Monica Seles has remained quiet since being sidelined with a chronic foot injury in 2003, but she had a great deal to say on the court when she played an exhibition match at the River Oaks Country Club last week, her first public match in quite some time.
The 33-year-old, who makes her home in the tennis haven of Sarasota, Fla., arrived on the morning of her scheduled match against fellow tennis great and former rival Martina Navratilova. After three practice sessions, the 9-time Slam winner took to the court, her sea foam green and white Yonex clothing hugging a much slimmer figure, highlighted well by her blonde highlights.
Seles’ nervousness was apparent from the start, but as the match progressed, the former World No. 1 showed shades of the player that once dominated the women’s game before her career was cut brutally short. Broken in the ninth game of the first set, she immediately broke back and held at love to consolidate the break on her serve, using the same punishing ground strokes that led her to three French Open crowns.
The contrast of styles – Navratilova’s one-handed serve-and-volley game versus the double-fisted forehand and backhand from the baseline-hugging Seles produced some quality tennis with a bit of humor mixed in for good measure. Seles, although playing an exhibition, appeared to have more than the typical hit-and-giggle mentality, focusing on the match point by point as if rankings points were at stake – she offered only a half-apology for a net cord at one point.
But the rust on court was not confined to the color of the clay, she even forgot to switch sides after six points in the opening set tiebreak.
“I’ll take whatever I can get right now”, she told the crowd after a lucky winner. And take she did, winning the tiebreak and the set.
Navratilova came back in the second set, which took an entertaining turn when a drop shot off Seles’ racquet drew the 50-year-old veteran wide. Navratilova went sailing off the court and nearly into the first row of seats, where she playfully grabbed a spectator’s drink and took a sip. Realizing it was an alcoholic beverage, she quipped, “That is the first and last time I’ll ever do that. Now I’ll have a smile on my face no matter what.”

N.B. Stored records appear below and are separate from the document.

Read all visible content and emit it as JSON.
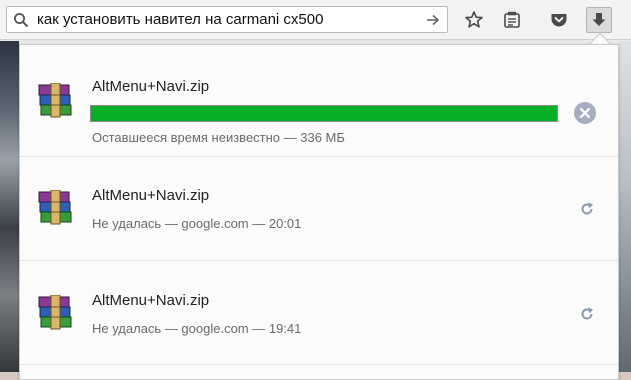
{
  "toolbar": {
    "url_text": "как установить навител на carmani cx500",
    "icons": [
      "search-icon",
      "go-arrow-icon",
      "bookmark-star-icon",
      "reader-view-icon",
      "pocket-icon",
      "downloads-icon"
    ]
  },
  "downloads": [
    {
      "filename": "AltMenu+Navi.zip",
      "status": "Оставшееся время неизвестно — 336 МБ",
      "state": "downloading",
      "progress": 1.0,
      "action": "cancel"
    },
    {
      "filename": "AltMenu+Navi.zip",
      "status": "Не удалась — google.com — 20:01",
      "state": "failed",
      "action": "retry"
    },
    {
      "filename": "AltMenu+Navi.zip",
      "status": "Не удалась — google.com — 19:41",
      "state": "failed",
      "action": "retry"
    }
  ],
  "colors": {
    "progress_fill": "#06b025",
    "cancel_button": "#a4aebf",
    "retry_icon": "#8e9aab"
  }
}
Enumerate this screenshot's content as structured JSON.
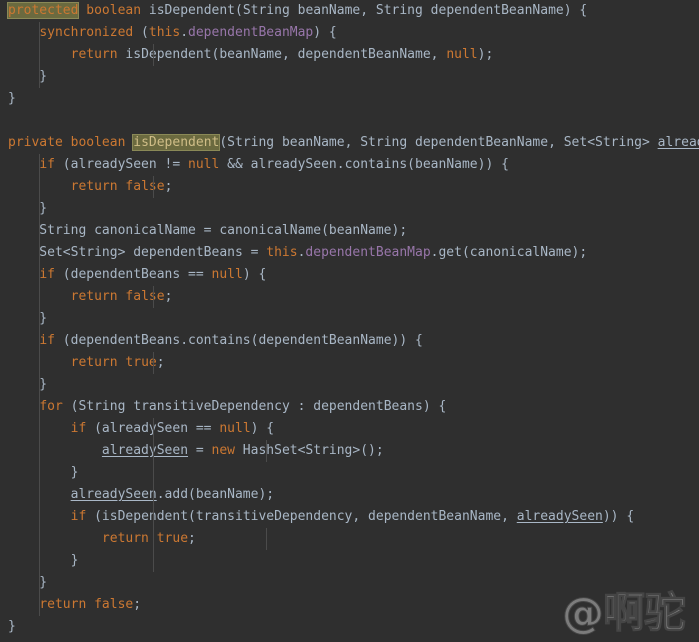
{
  "editor": {
    "language": "java",
    "background_color": "#2f2f2f",
    "default_text_color": "#a9b7c6",
    "keyword_color": "#cc7832",
    "field_color": "#9876aa",
    "indent_guide_color": "#4b4b4b",
    "search_highlight_color": "#6b6a3f",
    "search_highlight_border_color": "#8a8957"
  },
  "watermark": {
    "text": "@啊驼",
    "color": "#8a8a8a"
  },
  "code": {
    "lines": [
      {
        "n": 1,
        "guides": [],
        "text": "protected boolean isDependent(String beanName, String dependentBeanName) {"
      },
      {
        "n": 2,
        "guides": [
          8
        ],
        "text": "    synchronized (this.dependentBeanMap) {"
      },
      {
        "n": 3,
        "guides": [
          8,
          37
        ],
        "text": "        return isDependent(beanName, dependentBeanName, null);"
      },
      {
        "n": 4,
        "guides": [
          8
        ],
        "text": "    }"
      },
      {
        "n": 5,
        "guides": [],
        "text": "}"
      },
      {
        "n": 6,
        "guides": [],
        "text": ""
      },
      {
        "n": 7,
        "guides": [],
        "text": "private boolean isDependent(String beanName, String dependentBeanName, Set<String> alreadySeen) {"
      },
      {
        "n": 8,
        "guides": [
          8
        ],
        "text": "    if (alreadySeen != null && alreadySeen.contains(beanName)) {"
      },
      {
        "n": 9,
        "guides": [
          8,
          37
        ],
        "text": "        return false;"
      },
      {
        "n": 10,
        "guides": [
          8
        ],
        "text": "    }"
      },
      {
        "n": 11,
        "guides": [
          8
        ],
        "text": "    String canonicalName = canonicalName(beanName);"
      },
      {
        "n": 12,
        "guides": [
          8
        ],
        "text": "    Set<String> dependentBeans = this.dependentBeanMap.get(canonicalName);"
      },
      {
        "n": 13,
        "guides": [
          8
        ],
        "text": "    if (dependentBeans == null) {"
      },
      {
        "n": 14,
        "guides": [
          8,
          37
        ],
        "text": "        return false;"
      },
      {
        "n": 15,
        "guides": [
          8
        ],
        "text": "    }"
      },
      {
        "n": 16,
        "guides": [
          8
        ],
        "text": "    if (dependentBeans.contains(dependentBeanName)) {"
      },
      {
        "n": 17,
        "guides": [
          8,
          37
        ],
        "text": "        return true;"
      },
      {
        "n": 18,
        "guides": [
          8
        ],
        "text": "    }"
      },
      {
        "n": 19,
        "guides": [
          8
        ],
        "text": "    for (String transitiveDependency : dependentBeans) {"
      },
      {
        "n": 20,
        "guides": [
          8,
          37
        ],
        "text": "        if (alreadySeen == null) {"
      },
      {
        "n": 21,
        "guides": [
          8,
          37,
          66
        ],
        "text": "            alreadySeen = new HashSet<String>();"
      },
      {
        "n": 22,
        "guides": [
          8,
          37
        ],
        "text": "        }"
      },
      {
        "n": 23,
        "guides": [
          8,
          37
        ],
        "text": "        alreadySeen.add(beanName);"
      },
      {
        "n": 24,
        "guides": [
          8,
          37
        ],
        "text": "        if (isDependent(transitiveDependency, dependentBeanName, alreadySeen)) {"
      },
      {
        "n": 25,
        "guides": [
          8,
          37,
          66
        ],
        "text": "            return true;"
      },
      {
        "n": 26,
        "guides": [
          8,
          37
        ],
        "text": "        }"
      },
      {
        "n": 27,
        "guides": [
          8
        ],
        "text": "    }"
      },
      {
        "n": 28,
        "guides": [
          8
        ],
        "text": "    return false;"
      },
      {
        "n": 29,
        "guides": [],
        "text": "}"
      }
    ],
    "tokens": [
      {
        "line": 1,
        "parts": [
          {
            "t": "protected",
            "c": "hl"
          },
          {
            "t": " ",
            "c": "txt"
          },
          {
            "t": "boolean",
            "c": "kw"
          },
          {
            "t": " isDependent(String beanName, String dependentBeanName) {",
            "c": "txt"
          }
        ]
      },
      {
        "line": 2,
        "parts": [
          {
            "t": "    ",
            "c": "txt"
          },
          {
            "t": "synchronized",
            "c": "kw"
          },
          {
            "t": " (",
            "c": "txt"
          },
          {
            "t": "this",
            "c": "kw"
          },
          {
            "t": ".",
            "c": "txt"
          },
          {
            "t": "dependentBeanMap",
            "c": "fld"
          },
          {
            "t": ") {",
            "c": "txt"
          }
        ]
      },
      {
        "line": 3,
        "parts": [
          {
            "t": "        ",
            "c": "txt"
          },
          {
            "t": "return",
            "c": "kw"
          },
          {
            "t": " isDependent(beanName, dependentBeanName, ",
            "c": "txt"
          },
          {
            "t": "null",
            "c": "kw"
          },
          {
            "t": ");",
            "c": "txt"
          }
        ]
      },
      {
        "line": 4,
        "parts": [
          {
            "t": "    }",
            "c": "txt"
          }
        ]
      },
      {
        "line": 5,
        "parts": [
          {
            "t": "}",
            "c": "txt"
          }
        ]
      },
      {
        "line": 6,
        "parts": [
          {
            "t": "",
            "c": "txt"
          }
        ]
      },
      {
        "line": 7,
        "parts": [
          {
            "t": "private",
            "c": "kw"
          },
          {
            "t": " ",
            "c": "txt"
          },
          {
            "t": "boolean",
            "c": "kw"
          },
          {
            "t": " ",
            "c": "txt"
          },
          {
            "t": "isDependent",
            "c": "hl2"
          },
          {
            "t": "(String beanName, String dependentBeanName, Set<String> ",
            "c": "txt"
          },
          {
            "t": "alreadySeen",
            "c": "param"
          },
          {
            "t": ") {",
            "c": "txt"
          }
        ]
      },
      {
        "line": 8,
        "parts": [
          {
            "t": "    ",
            "c": "txt"
          },
          {
            "t": "if",
            "c": "kw"
          },
          {
            "t": " (alreadySeen != ",
            "c": "txt"
          },
          {
            "t": "null",
            "c": "kw"
          },
          {
            "t": " && alreadySeen.contains(beanName)) {",
            "c": "txt"
          }
        ]
      },
      {
        "line": 9,
        "parts": [
          {
            "t": "        ",
            "c": "txt"
          },
          {
            "t": "return",
            "c": "kw"
          },
          {
            "t": " ",
            "c": "txt"
          },
          {
            "t": "false",
            "c": "kw"
          },
          {
            "t": ";",
            "c": "txt"
          }
        ]
      },
      {
        "line": 10,
        "parts": [
          {
            "t": "    }",
            "c": "txt"
          }
        ]
      },
      {
        "line": 11,
        "parts": [
          {
            "t": "    String canonicalName = canonicalName(beanName);",
            "c": "txt"
          }
        ]
      },
      {
        "line": 12,
        "parts": [
          {
            "t": "    Set<String> dependentBeans = ",
            "c": "txt"
          },
          {
            "t": "this",
            "c": "kw"
          },
          {
            "t": ".",
            "c": "txt"
          },
          {
            "t": "dependentBeanMap",
            "c": "fld"
          },
          {
            "t": ".get(canonicalName);",
            "c": "txt"
          }
        ]
      },
      {
        "line": 13,
        "parts": [
          {
            "t": "    ",
            "c": "txt"
          },
          {
            "t": "if",
            "c": "kw"
          },
          {
            "t": " (dependentBeans == ",
            "c": "txt"
          },
          {
            "t": "null",
            "c": "kw"
          },
          {
            "t": ") {",
            "c": "txt"
          }
        ]
      },
      {
        "line": 14,
        "parts": [
          {
            "t": "        ",
            "c": "txt"
          },
          {
            "t": "return",
            "c": "kw"
          },
          {
            "t": " ",
            "c": "txt"
          },
          {
            "t": "false",
            "c": "kw"
          },
          {
            "t": ";",
            "c": "txt"
          }
        ]
      },
      {
        "line": 15,
        "parts": [
          {
            "t": "    }",
            "c": "txt"
          }
        ]
      },
      {
        "line": 16,
        "parts": [
          {
            "t": "    ",
            "c": "txt"
          },
          {
            "t": "if",
            "c": "kw"
          },
          {
            "t": " (dependentBeans.contains(dependentBeanName)) {",
            "c": "txt"
          }
        ]
      },
      {
        "line": 17,
        "parts": [
          {
            "t": "        ",
            "c": "txt"
          },
          {
            "t": "return",
            "c": "kw"
          },
          {
            "t": " ",
            "c": "txt"
          },
          {
            "t": "true",
            "c": "kw"
          },
          {
            "t": ";",
            "c": "txt"
          }
        ]
      },
      {
        "line": 18,
        "parts": [
          {
            "t": "    }",
            "c": "txt"
          }
        ]
      },
      {
        "line": 19,
        "parts": [
          {
            "t": "    ",
            "c": "txt"
          },
          {
            "t": "for",
            "c": "kw"
          },
          {
            "t": " (String transitiveDependency : dependentBeans) {",
            "c": "txt"
          }
        ]
      },
      {
        "line": 20,
        "parts": [
          {
            "t": "        ",
            "c": "txt"
          },
          {
            "t": "if",
            "c": "kw"
          },
          {
            "t": " (alreadySeen == ",
            "c": "txt"
          },
          {
            "t": "null",
            "c": "kw"
          },
          {
            "t": ") {",
            "c": "txt"
          }
        ]
      },
      {
        "line": 21,
        "parts": [
          {
            "t": "            ",
            "c": "txt"
          },
          {
            "t": "alreadySeen",
            "c": "param"
          },
          {
            "t": " = ",
            "c": "txt"
          },
          {
            "t": "new",
            "c": "kw"
          },
          {
            "t": " HashSet<String>();",
            "c": "txt"
          }
        ]
      },
      {
        "line": 22,
        "parts": [
          {
            "t": "        }",
            "c": "txt"
          }
        ]
      },
      {
        "line": 23,
        "parts": [
          {
            "t": "        ",
            "c": "txt"
          },
          {
            "t": "alreadySeen",
            "c": "param"
          },
          {
            "t": ".add(beanName);",
            "c": "txt"
          }
        ]
      },
      {
        "line": 24,
        "parts": [
          {
            "t": "        ",
            "c": "txt"
          },
          {
            "t": "if",
            "c": "kw"
          },
          {
            "t": " (isDependent(transitiveDependency, dependentBeanName, ",
            "c": "txt"
          },
          {
            "t": "alreadySeen",
            "c": "param"
          },
          {
            "t": ")) {",
            "c": "txt"
          }
        ]
      },
      {
        "line": 25,
        "parts": [
          {
            "t": "            ",
            "c": "txt"
          },
          {
            "t": "return",
            "c": "kw"
          },
          {
            "t": " ",
            "c": "txt"
          },
          {
            "t": "true",
            "c": "kw"
          },
          {
            "t": ";",
            "c": "txt"
          }
        ]
      },
      {
        "line": 26,
        "parts": [
          {
            "t": "        }",
            "c": "txt"
          }
        ]
      },
      {
        "line": 27,
        "parts": [
          {
            "t": "    }",
            "c": "txt"
          }
        ]
      },
      {
        "line": 28,
        "parts": [
          {
            "t": "    ",
            "c": "txt"
          },
          {
            "t": "return",
            "c": "kw"
          },
          {
            "t": " ",
            "c": "txt"
          },
          {
            "t": "false",
            "c": "kw"
          },
          {
            "t": ";",
            "c": "txt"
          }
        ]
      },
      {
        "line": 29,
        "parts": [
          {
            "t": "}",
            "c": "txt"
          }
        ]
      }
    ]
  }
}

That proved difficult to live up to, however, because she double faulted on match point to hand Seles the match, 7-6 (1), 2-6, 10-1 (match tiebreak).
Having faced and overcome adversity in her career, spotlighted by the stabbing she suffered at a tournament in Germany in 1993 and the death of her father and mentor later in her career, Seles’ resolve is as much a credit to her as her accomplishments on the court. But off the court, she remains somewhat shy, flashing her unassuming smile when complimented or approached by fans, who packed the stadium to watch her play in dipping temperatures and give a rousing round of applause.
And the feeling was mutual.
“Except for [the groin pull], I am happy with everything, and especially my foot,” she told the Houston Chronicle. “This was a good start and I am looking forward to playing more.”